[Data extracted from a collection]
* * * * * * *
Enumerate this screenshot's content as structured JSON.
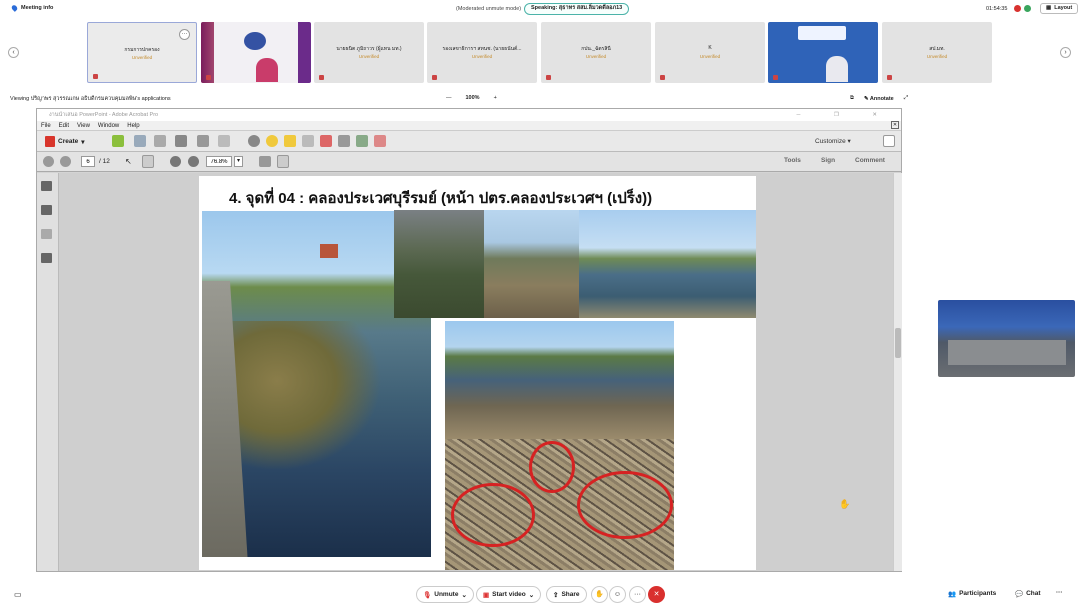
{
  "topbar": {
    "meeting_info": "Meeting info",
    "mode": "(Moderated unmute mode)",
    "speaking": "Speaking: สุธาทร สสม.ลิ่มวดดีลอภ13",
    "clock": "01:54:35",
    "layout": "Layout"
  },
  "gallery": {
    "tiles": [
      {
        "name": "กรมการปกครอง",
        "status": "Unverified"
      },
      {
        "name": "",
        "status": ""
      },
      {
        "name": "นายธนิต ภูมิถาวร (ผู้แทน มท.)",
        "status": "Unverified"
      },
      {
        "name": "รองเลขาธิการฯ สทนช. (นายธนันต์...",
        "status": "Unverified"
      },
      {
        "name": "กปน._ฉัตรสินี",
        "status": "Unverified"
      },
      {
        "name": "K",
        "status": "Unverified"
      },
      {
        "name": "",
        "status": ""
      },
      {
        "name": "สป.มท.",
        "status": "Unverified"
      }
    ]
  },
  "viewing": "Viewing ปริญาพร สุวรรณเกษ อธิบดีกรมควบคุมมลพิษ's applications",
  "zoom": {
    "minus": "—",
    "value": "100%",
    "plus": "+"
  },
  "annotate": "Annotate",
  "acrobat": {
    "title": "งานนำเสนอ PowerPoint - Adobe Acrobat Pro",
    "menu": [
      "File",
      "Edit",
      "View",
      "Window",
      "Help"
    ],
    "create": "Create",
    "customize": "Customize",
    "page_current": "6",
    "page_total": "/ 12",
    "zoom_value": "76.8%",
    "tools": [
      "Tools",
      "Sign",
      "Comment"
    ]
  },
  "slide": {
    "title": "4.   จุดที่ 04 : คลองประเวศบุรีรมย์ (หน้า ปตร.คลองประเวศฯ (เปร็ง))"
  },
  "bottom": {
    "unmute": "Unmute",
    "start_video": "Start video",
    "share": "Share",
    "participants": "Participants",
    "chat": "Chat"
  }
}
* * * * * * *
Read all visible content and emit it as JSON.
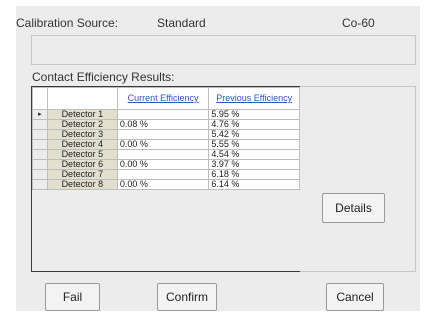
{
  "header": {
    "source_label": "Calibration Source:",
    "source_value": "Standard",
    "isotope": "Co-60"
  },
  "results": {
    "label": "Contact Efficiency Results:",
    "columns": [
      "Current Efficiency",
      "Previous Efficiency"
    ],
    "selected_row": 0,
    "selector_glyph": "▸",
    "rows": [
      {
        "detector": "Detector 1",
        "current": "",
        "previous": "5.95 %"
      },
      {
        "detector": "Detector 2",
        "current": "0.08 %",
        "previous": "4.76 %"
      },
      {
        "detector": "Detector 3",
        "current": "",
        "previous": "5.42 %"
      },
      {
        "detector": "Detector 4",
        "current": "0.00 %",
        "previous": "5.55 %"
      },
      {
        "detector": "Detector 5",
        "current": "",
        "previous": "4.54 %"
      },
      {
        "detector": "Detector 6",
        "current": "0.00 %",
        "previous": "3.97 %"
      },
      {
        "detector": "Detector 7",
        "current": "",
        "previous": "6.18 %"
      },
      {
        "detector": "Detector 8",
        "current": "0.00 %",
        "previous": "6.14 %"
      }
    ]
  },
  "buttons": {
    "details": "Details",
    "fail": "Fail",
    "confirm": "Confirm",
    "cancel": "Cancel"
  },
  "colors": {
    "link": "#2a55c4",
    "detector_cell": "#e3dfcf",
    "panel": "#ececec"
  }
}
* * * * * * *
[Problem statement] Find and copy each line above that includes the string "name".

[Output for this task]
        "name": "กรมการปกครอง",
        "name": "",
        "name": "นายธนิต ภูมิถาวร (ผู้แทน มท.)",
        "name": "รองเลขาธิการฯ สทนช. (นายธนันต์...",
        "name": "กปน._ฉัตรสินี",
        "name": "K",
        "name": "",
        "name": "สป.มท.",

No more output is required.